Exclude the pictures and reproduce the remaining data exactly as written.

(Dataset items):
-- Opening Marker --

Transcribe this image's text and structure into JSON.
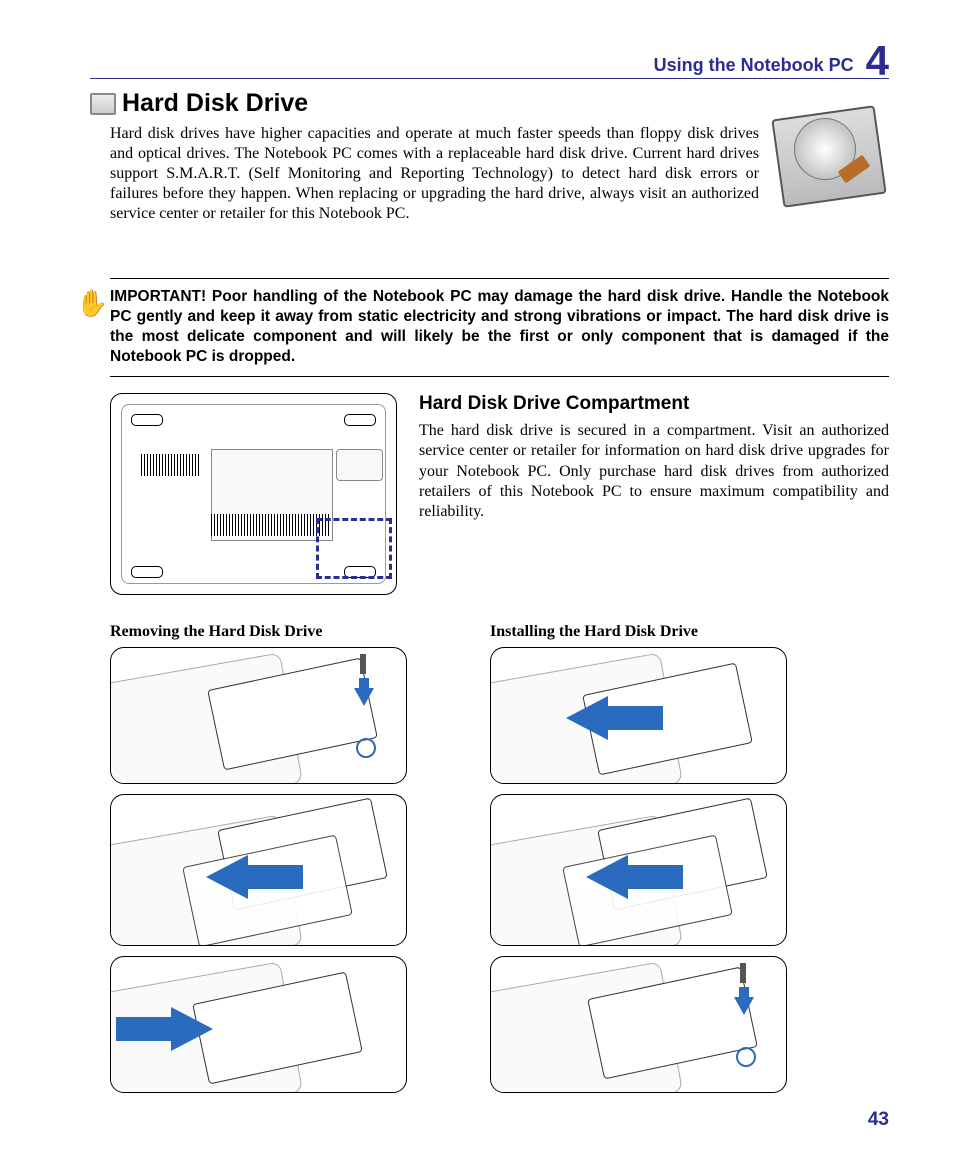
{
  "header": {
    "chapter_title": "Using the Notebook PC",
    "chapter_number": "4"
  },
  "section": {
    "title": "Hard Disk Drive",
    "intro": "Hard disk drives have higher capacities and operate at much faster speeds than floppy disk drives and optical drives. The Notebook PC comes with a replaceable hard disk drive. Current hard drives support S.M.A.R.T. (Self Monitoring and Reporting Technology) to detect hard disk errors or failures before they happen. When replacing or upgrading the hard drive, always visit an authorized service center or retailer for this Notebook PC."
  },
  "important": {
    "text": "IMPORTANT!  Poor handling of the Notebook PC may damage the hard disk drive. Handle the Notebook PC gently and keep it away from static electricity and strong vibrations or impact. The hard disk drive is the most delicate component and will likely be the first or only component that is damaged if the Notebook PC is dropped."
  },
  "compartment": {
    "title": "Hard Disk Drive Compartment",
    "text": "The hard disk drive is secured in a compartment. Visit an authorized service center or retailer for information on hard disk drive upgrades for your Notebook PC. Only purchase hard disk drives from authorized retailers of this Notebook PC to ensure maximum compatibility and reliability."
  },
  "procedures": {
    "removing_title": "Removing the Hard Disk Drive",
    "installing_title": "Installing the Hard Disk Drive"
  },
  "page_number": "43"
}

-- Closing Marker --

(Expected output):
Transcribe this image's text and structure into JSON.
{
  "header": {
    "chapter_title": "Using the Notebook PC",
    "chapter_number": "4"
  },
  "section": {
    "title": "Hard Disk Drive",
    "intro": "Hard disk drives have higher capacities and operate at much faster speeds than floppy disk drives and optical drives. The Notebook PC comes with a replaceable hard disk drive. Current hard drives support S.M.A.R.T. (Self Monitoring and Reporting Technology) to detect hard disk errors or failures before they happen. When replacing or upgrading the hard drive, always visit an authorized service center or retailer for this Notebook PC."
  },
  "important": {
    "text": "IMPORTANT!  Poor handling of the Notebook PC may damage the hard disk drive. Handle the Notebook PC gently and keep it away from static electricity and strong vibrations or impact. The hard disk drive is the most delicate component and will likely be the first or only component that is damaged if the Notebook PC is dropped."
  },
  "compartment": {
    "title": "Hard Disk Drive Compartment",
    "text": "The hard disk drive is secured in a compartment. Visit an authorized service center or retailer for information on hard disk drive upgrades for your Notebook PC. Only purchase hard disk drives from authorized retailers of this Notebook PC to ensure maximum compatibility and reliability."
  },
  "procedures": {
    "removing_title": "Removing the Hard Disk Drive",
    "installing_title": "Installing the Hard Disk Drive"
  },
  "page_number": "43"
}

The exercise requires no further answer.